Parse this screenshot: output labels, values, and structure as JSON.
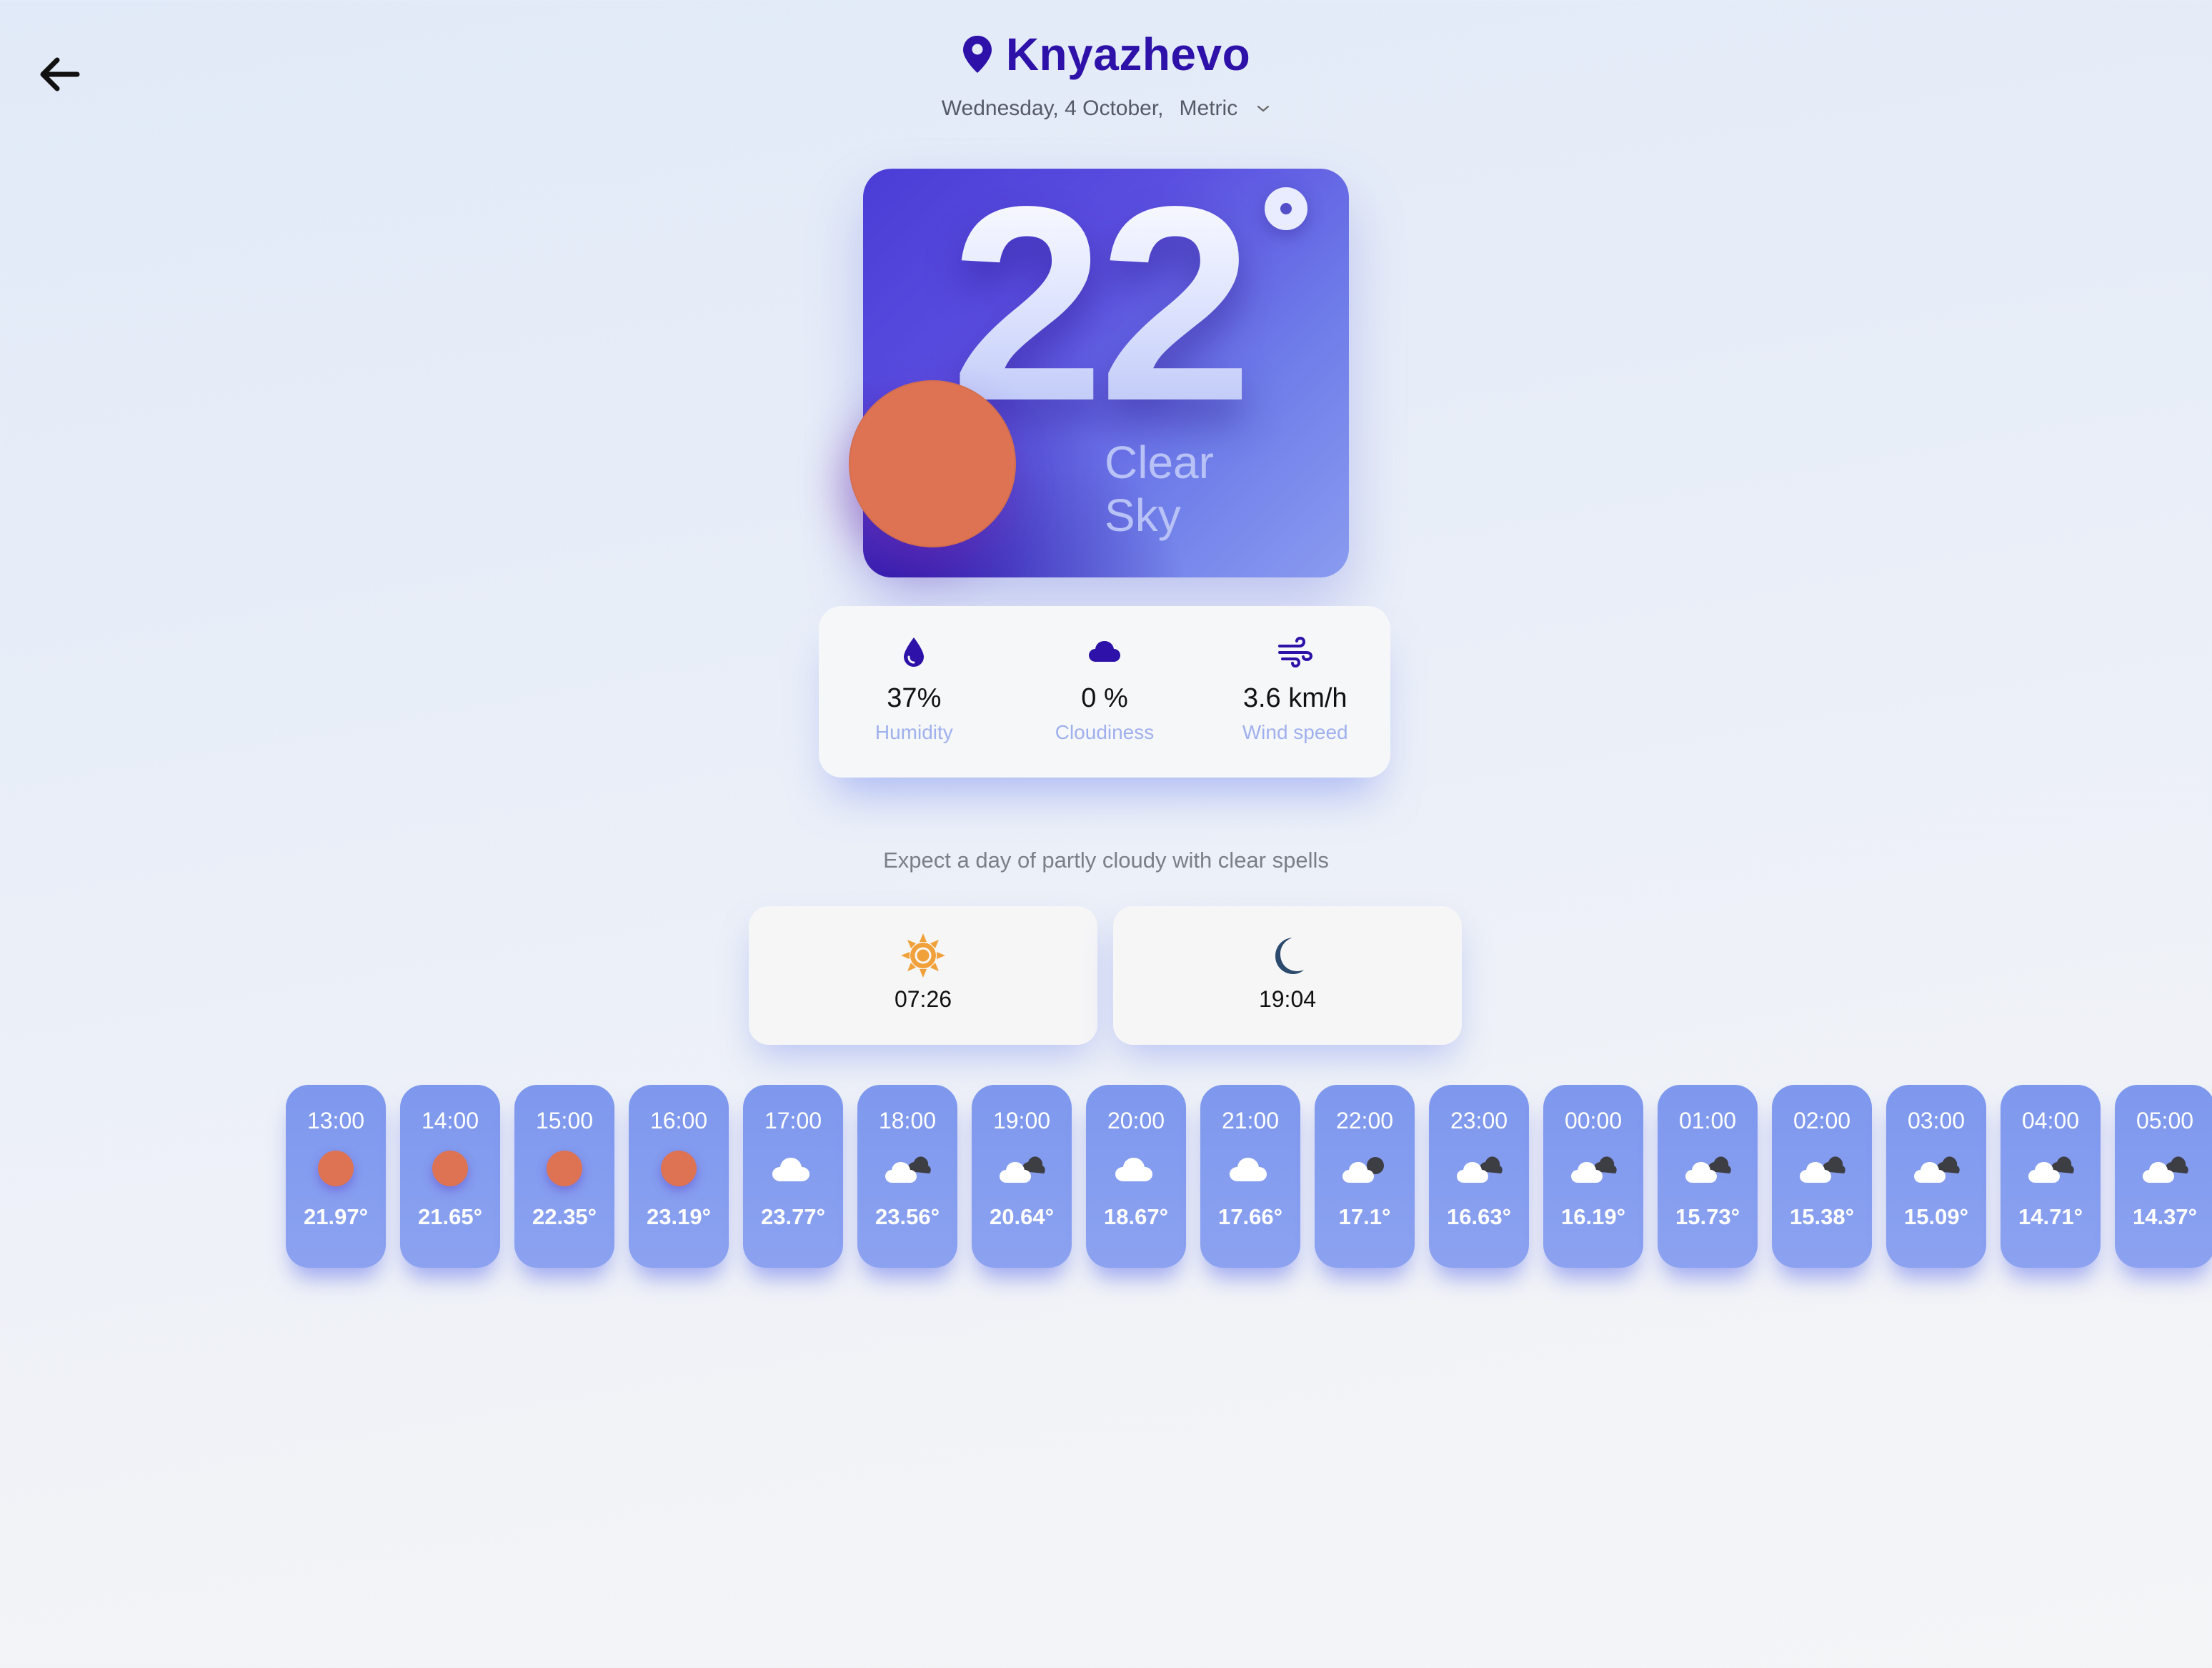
{
  "header": {
    "city": "Knyazhevo",
    "date": "Wednesday, 4 October,",
    "units": "Metric"
  },
  "current": {
    "temperature": "22",
    "condition_line1": "Clear",
    "condition_line2": "Sky"
  },
  "stats": [
    {
      "icon": "droplet-icon",
      "value": "37%",
      "label": "Humidity"
    },
    {
      "icon": "cloud-icon",
      "value": "0 %",
      "label": "Cloudiness"
    },
    {
      "icon": "wind-icon",
      "value": "3.6 km/h",
      "label": "Wind speed"
    }
  ],
  "summary": "Expect a day of partly cloudy with clear spells",
  "sun_times": {
    "sunrise": "07:26",
    "sunset": "19:04"
  },
  "hourly": [
    {
      "time": "13:00",
      "icon": "sun-icon",
      "temp": "21.97°"
    },
    {
      "time": "14:00",
      "icon": "sun-icon",
      "temp": "21.65°"
    },
    {
      "time": "15:00",
      "icon": "sun-icon",
      "temp": "22.35°"
    },
    {
      "time": "16:00",
      "icon": "sun-icon",
      "temp": "23.19°"
    },
    {
      "time": "17:00",
      "icon": "cloud-icon",
      "temp": "23.77°"
    },
    {
      "time": "18:00",
      "icon": "broken-clouds-icon",
      "temp": "23.56°"
    },
    {
      "time": "19:00",
      "icon": "broken-clouds-icon",
      "temp": "20.64°"
    },
    {
      "time": "20:00",
      "icon": "cloud-icon",
      "temp": "18.67°"
    },
    {
      "time": "21:00",
      "icon": "cloud-icon",
      "temp": "17.66°"
    },
    {
      "time": "22:00",
      "icon": "cloud-night-icon",
      "temp": "17.1°"
    },
    {
      "time": "23:00",
      "icon": "broken-clouds-icon",
      "temp": "16.63°"
    },
    {
      "time": "00:00",
      "icon": "broken-clouds-icon",
      "temp": "16.19°"
    },
    {
      "time": "01:00",
      "icon": "broken-clouds-icon",
      "temp": "15.73°"
    },
    {
      "time": "02:00",
      "icon": "broken-clouds-icon",
      "temp": "15.38°"
    },
    {
      "time": "03:00",
      "icon": "broken-clouds-icon",
      "temp": "15.09°"
    },
    {
      "time": "04:00",
      "icon": "broken-clouds-icon",
      "temp": "14.71°"
    },
    {
      "time": "05:00",
      "icon": "broken-clouds-icon",
      "temp": "14.37°"
    }
  ],
  "colors": {
    "accent": "#2d11a8",
    "sun": "#dd7352",
    "hour_card": "#8299ee",
    "stat_label": "#9fb0ee"
  }
}
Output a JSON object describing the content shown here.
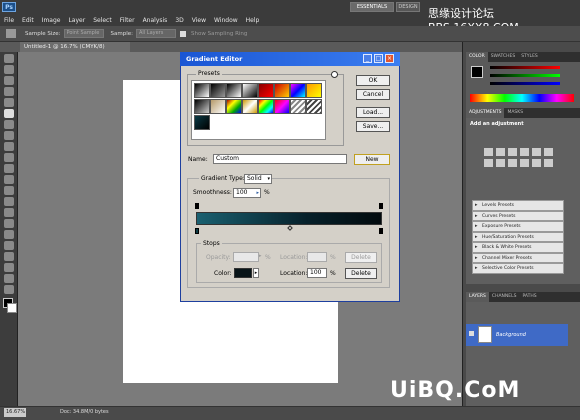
{
  "app": {
    "logo": "Ps",
    "workspace_buttons": [
      "ESSENTIALS",
      "DESIGN"
    ],
    "watermark_top": "思缘设计论坛 BBS.16XX8.COM",
    "menu": [
      "File",
      "Edit",
      "Image",
      "Layer",
      "Select",
      "Filter",
      "Analysis",
      "3D",
      "View",
      "Window",
      "Help"
    ]
  },
  "options_bar": {
    "sample_size_label": "Sample Size:",
    "sample_size_value": "Point Sample",
    "sample_label": "Sample:",
    "sample_value": "All Layers",
    "show_ring_label": "Show Sampling Ring"
  },
  "document": {
    "tab_title": "Untitled-1 @ 16.7% (CMYK/8)",
    "zoom": "16.67%",
    "status": "Doc: 34.8M/0 bytes"
  },
  "panels": {
    "color_tabs": [
      "COLOR",
      "SWATCHES",
      "STYLES"
    ],
    "adjust_tabs": [
      "ADJUSTMENTS",
      "MASKS"
    ],
    "adjust_title": "Add an adjustment",
    "presets": [
      "Levels Presets",
      "Curves Presets",
      "Exposure Presets",
      "Hue/Saturation Presets",
      "Black & White Presets",
      "Channel Mixer Presets",
      "Selective Color Presets"
    ],
    "layers_tabs": [
      "LAYERS",
      "CHANNELS",
      "PATHS"
    ],
    "layer_name": "Background"
  },
  "dialog": {
    "title": "Gradient Editor",
    "presets_label": "Presets",
    "buttons": {
      "ok": "OK",
      "cancel": "Cancel",
      "load": "Load...",
      "save": "Save...",
      "new": "New",
      "delete": "Delete"
    },
    "name_label": "Name:",
    "name_value": "Custom",
    "gradient_type_label": "Gradient Type:",
    "gradient_type_value": "Solid",
    "smoothness_label": "Smoothness:",
    "smoothness_value": "100",
    "percent": "%",
    "stops_label": "Stops",
    "opacity_label": "Opacity:",
    "location_label": "Location:",
    "color_label": "Color:",
    "color_location_value": "100"
  },
  "watermark_bottom": "UiBQ.CoM",
  "colors": {
    "ramp_start": "#1a6070",
    "ramp_end": "#020a0d",
    "layer_highlight": "#3f6ac6"
  }
}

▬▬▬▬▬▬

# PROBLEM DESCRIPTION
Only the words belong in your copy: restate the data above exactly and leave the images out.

# ANSWER SECTION
Parse this screenshot: output labels, values, and structure as JSON.
{
  "header": {
    "city": "Knyazhevo",
    "date": "Wednesday, 4 October,",
    "units": "Metric"
  },
  "current": {
    "temperature": "22",
    "condition_line1": "Clear",
    "condition_line2": "Sky"
  },
  "stats": [
    {
      "icon": "droplet-icon",
      "value": "37%",
      "label": "Humidity"
    },
    {
      "icon": "cloud-icon",
      "value": "0 %",
      "label": "Cloudiness"
    },
    {
      "icon": "wind-icon",
      "value": "3.6 km/h",
      "label": "Wind speed"
    }
  ],
  "summary": "Expect a day of partly cloudy with clear spells",
  "sun_times": {
    "sunrise": "07:26",
    "sunset": "19:04"
  },
  "hourly": [
    {
      "time": "13:00",
      "icon": "sun-icon",
      "temp": "21.97°"
    },
    {
      "time": "14:00",
      "icon": "sun-icon",
      "temp": "21.65°"
    },
    {
      "time": "15:00",
      "icon": "sun-icon",
      "temp": "22.35°"
    },
    {
      "time": "16:00",
      "icon": "sun-icon",
      "temp": "23.19°"
    },
    {
      "time": "17:00",
      "icon": "cloud-icon",
      "temp": "23.77°"
    },
    {
      "time": "18:00",
      "icon": "broken-clouds-icon",
      "temp": "23.56°"
    },
    {
      "time": "19:00",
      "icon": "broken-clouds-icon",
      "temp": "20.64°"
    },
    {
      "time": "20:00",
      "icon": "cloud-icon",
      "temp": "18.67°"
    },
    {
      "time": "21:00",
      "icon": "cloud-icon",
      "temp": "17.66°"
    },
    {
      "time": "22:00",
      "icon": "cloud-night-icon",
      "temp": "17.1°"
    },
    {
      "time": "23:00",
      "icon": "broken-clouds-icon",
      "temp": "16.63°"
    },
    {
      "time": "00:00",
      "icon": "broken-clouds-icon",
      "temp": "16.19°"
    },
    {
      "time": "01:00",
      "icon": "broken-clouds-icon",
      "temp": "15.73°"
    },
    {
      "time": "02:00",
      "icon": "broken-clouds-icon",
      "temp": "15.38°"
    },
    {
      "time": "03:00",
      "icon": "broken-clouds-icon",
      "temp": "15.09°"
    },
    {
      "time": "04:00",
      "icon": "broken-clouds-icon",
      "temp": "14.71°"
    },
    {
      "time": "05:00",
      "icon": "broken-clouds-icon",
      "temp": "14.37°"
    }
  ],
  "colors": {
    "accent": "#2d11a8",
    "sun": "#dd7352",
    "hour_card": "#8299ee",
    "stat_label": "#9fb0ee"
  }
}
Output a JSON object describing the content shown here.
{
  "app": {
    "logo": "Ps",
    "workspace_buttons": [
      "ESSENTIALS",
      "DESIGN"
    ],
    "watermark_top": "思缘设计论坛 BBS.16XX8.COM",
    "menu": [
      "File",
      "Edit",
      "Image",
      "Layer",
      "Select",
      "Filter",
      "Analysis",
      "3D",
      "View",
      "Window",
      "Help"
    ]
  },
  "options_bar": {
    "sample_size_label": "Sample Size:",
    "sample_size_value": "Point Sample",
    "sample_label": "Sample:",
    "sample_value": "All Layers",
    "show_ring_label": "Show Sampling Ring"
  },
  "document": {
    "tab_title": "Untitled-1 @ 16.7% (CMYK/8)",
    "zoom": "16.67%",
    "status": "Doc: 34.8M/0 bytes"
  },
  "panels": {
    "color_tabs": [
      "COLOR",
      "SWATCHES",
      "STYLES"
    ],
    "adjust_tabs": [
      "ADJUSTMENTS",
      "MASKS"
    ],
    "adjust_title": "Add an adjustment",
    "presets": [
      "Levels Presets",
      "Curves Presets",
      "Exposure Presets",
      "Hue/Saturation Presets",
      "Black & White Presets",
      "Channel Mixer Presets",
      "Selective Color Presets"
    ],
    "layers_tabs": [
      "LAYERS",
      "CHANNELS",
      "PATHS"
    ],
    "layer_name": "Background"
  },
  "dialog": {
    "title": "Gradient Editor",
    "presets_label": "Presets",
    "buttons": {
      "ok": "OK",
      "cancel": "Cancel",
      "load": "Load...",
      "save": "Save...",
      "new": "New",
      "delete": "Delete"
    },
    "name_label": "Name:",
    "name_value": "Custom",
    "gradient_type_label": "Gradient Type:",
    "gradient_type_value": "Solid",
    "smoothness_label": "Smoothness:",
    "smoothness_value": "100",
    "percent": "%",
    "stops_label": "Stops",
    "opacity_label": "Opacity:",
    "location_label": "Location:",
    "color_label": "Color:",
    "color_location_value": "100"
  },
  "watermark_bottom": "UiBQ.CoM",
  "colors": {
    "ramp_start": "#1a6070",
    "ramp_end": "#020a0d",
    "layer_highlight": "#3f6ac6"
  }
}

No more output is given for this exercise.